Rating: 3.5 out of 5 stars
TYPE OF AUSTENESQUE NOVEL: Pride and Prejudice sequel
TIME FRAME: 25 years after the close of Pride and Prejudice
MAIN CHARACTERS: While there is numerous progeny from the Darcy, Bingley, Fitzwilliam, and Collins families mentioned in this tale, the main characters seem to be these sibling pairs – Henry and Juliet Darcy and Jonathan and Eliza Collins.
SYNOPSIS: “The romantic attachments of one’s children are a constant distraction” for Mrs. Darcy. While her eldest son is very nearly engaged, it is her two younger children that cause some grief. Her second son, Henry, seems to have lost his heart to Eliza Collins after three days, and her daughter, Juliet, is mad for a roguish and wild lieutenant by the name of Gerard Churchill. So what does Mrs. Darcy do? She gives a grand ball at Pemberley in hopes of broadening their acquaintances with young people their age…
WHAT I LOVED:

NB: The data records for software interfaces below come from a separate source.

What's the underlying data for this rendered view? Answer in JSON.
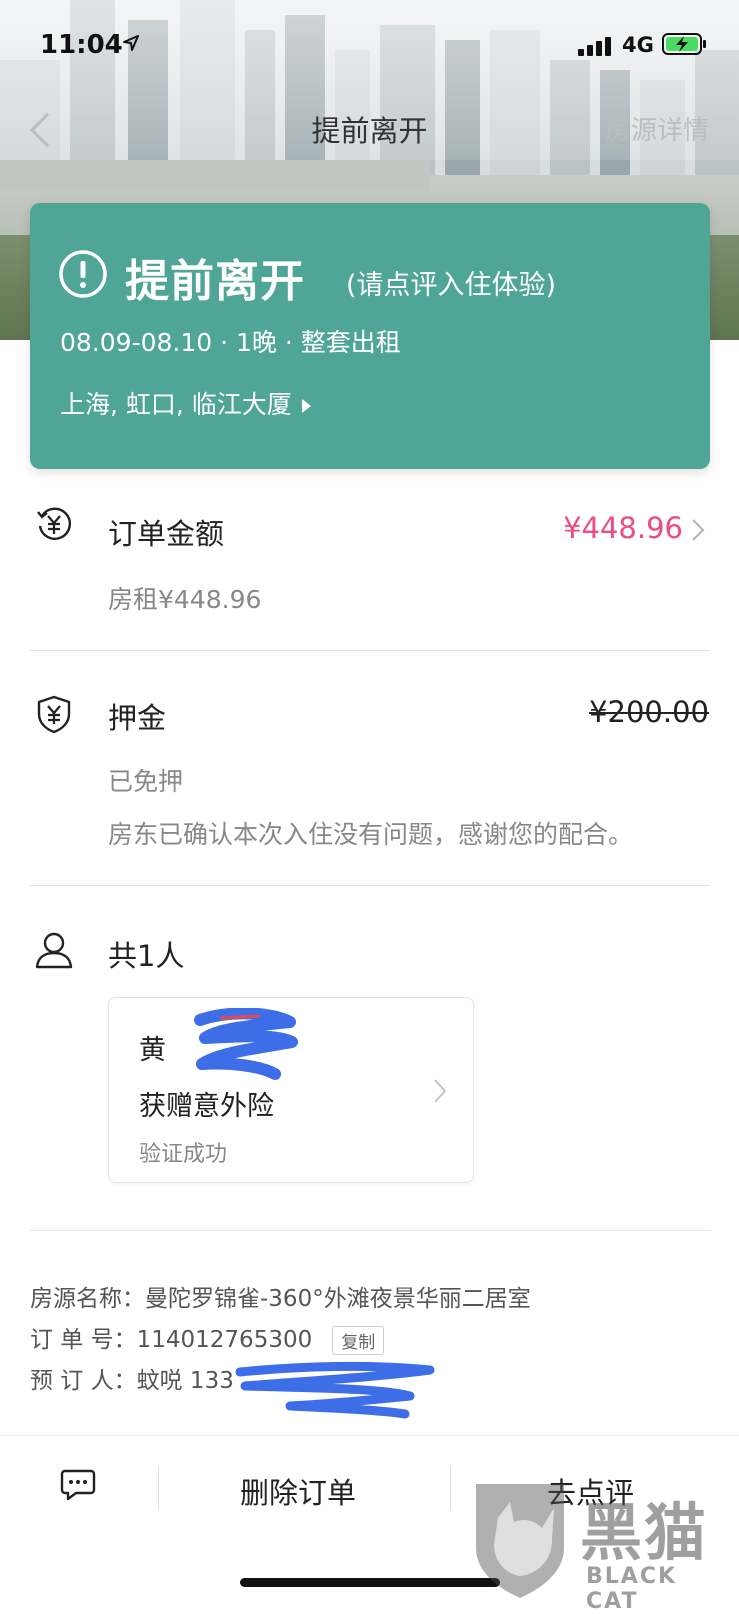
{
  "status_bar": {
    "time": "11:04",
    "network": "4G"
  },
  "nav": {
    "title": "提前离开",
    "right_link": "房源详情"
  },
  "order_card": {
    "status": "提前离开",
    "hint": "(请点评入住体验)",
    "dates": "08.09-08.10 · 1晚 · 整套出租",
    "address": "上海, 虹口, 临江大厦",
    "color": "#4fa596"
  },
  "payment": {
    "label": "订单金额",
    "amount": "¥448.96",
    "amount_color": "#ec4b84",
    "detail": "房租¥448.96"
  },
  "deposit": {
    "label": "押金",
    "amount": "¥200.00",
    "status": "已免押",
    "note": "房东已确认本次入住没有问题，感谢您的配合。"
  },
  "guests": {
    "label": "共1人",
    "card": {
      "name": "黄",
      "insurance": "获赠意外险",
      "verification": "验证成功"
    }
  },
  "listing_info": {
    "name_line": "房源名称：曼陀罗锦雀-360°外滩夜景华丽二居室",
    "order_line": "订  单  号：114012765300",
    "copy_label": "复制",
    "booker_line": "预  订  人：蚊哾 133"
  },
  "bottom_bar": {
    "delete_label": "删除订单",
    "review_label": "去点评"
  },
  "watermark": {
    "text": "黑猫",
    "sub": "BLACK CAT"
  }
}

– Relationships and Romance: “Love has broken out like the pox.” This quote is from Elizabeth Darcy and it sums up this sequel very succinctly! In the first couple of chapters we learn all about what became of each important character from Pride and Prejudice and are introduced to their offspring who are just at the perfect age to form romantic entanglements and be “crossed in love.” 🙂 I greatly enjoyed how there was more than one romance focused on in this story.
– Mr. and Mrs. Collins: I loved witnessing some internal reflection from Mr. Collins and Charlotte. I think Ms. Newark has a soft-spot for these two. It was interesting to learn a bit more about Mr. Collins’s childhood and family, and to see the ways in which he is appreciative and grateful to Charlotte. And vice versa.
– Painting a Scene: One of Ms. Newark’s strengths was describing in lush details the sights, sounds, and smells of each scene. Her descriptions of Pemberley and the ball were especially vivid and helped create some elaborate and tangible visuals in my mind. I also appreciated how Ms. Newark took pains to reference people, works of literature, and styles of clothing of the time period. Since this story does take place twenty-five years later, I enjoyed the subtle hints of the new time period and historical backdrop.
– As They Ever Were: Oh, it was such a delight to see the ways in which some people don’t change! Mr. Collins was still ridiculous, Caroline Bingley still extremely haughty and insulting, and Mr. Darcy still reserved and…adorable!
WHAT I LIKED BUT DIDN’T LIKE AT THE SAME TIME:
- Old Friends and Familiar Names: It was a cute and clever idea of Ms. Newark’s to place many other Jane Austen characters as friends and acquaintances to the Darcys. When Mrs. Darcy plans her ball, she invites the Wentworths, the Knightleys, the Bertrams, the Brandons, etc. And while I loved the idea of the Darcys and Knightleys knowing each and becoming friends, it did seem to take up a lot of page time to describe all these families and the offspring they produced. And oftentimes it was for little purpose. Many of the characters mentioned don’t have any speaking parts or do anything to further the plot in this story. I think it would have been better just to mention a few characters from Jane Austen’s other books rather than such a high number. With such a large cast, each character got less page time and development.
WHAT I WASN’T TOO FOND OF:
- Some Niggling Quibbles: Why do the Darcys and Collinses never meet? (I find it hard to believe that Elizabeth and Charlotte would meet only once in 25 years? Especially with the Collinses in Meryton.) Would these families really come all the way from Surrey, Southampton, and Gloucester just for a ball? (As far as we know these guests came for just the one day pretty much, this is not a fortnight visit or house party.)
While I’m not usually one to gravitate towards Pride and Prejudice sequels that take place so many years later, I loved my visit with the Darcys and the Collinses and their children. The Darcys Give A Ball is a delightful and amusing light-hearted tale, a perfect choice for readers wanting a diverting and fast read!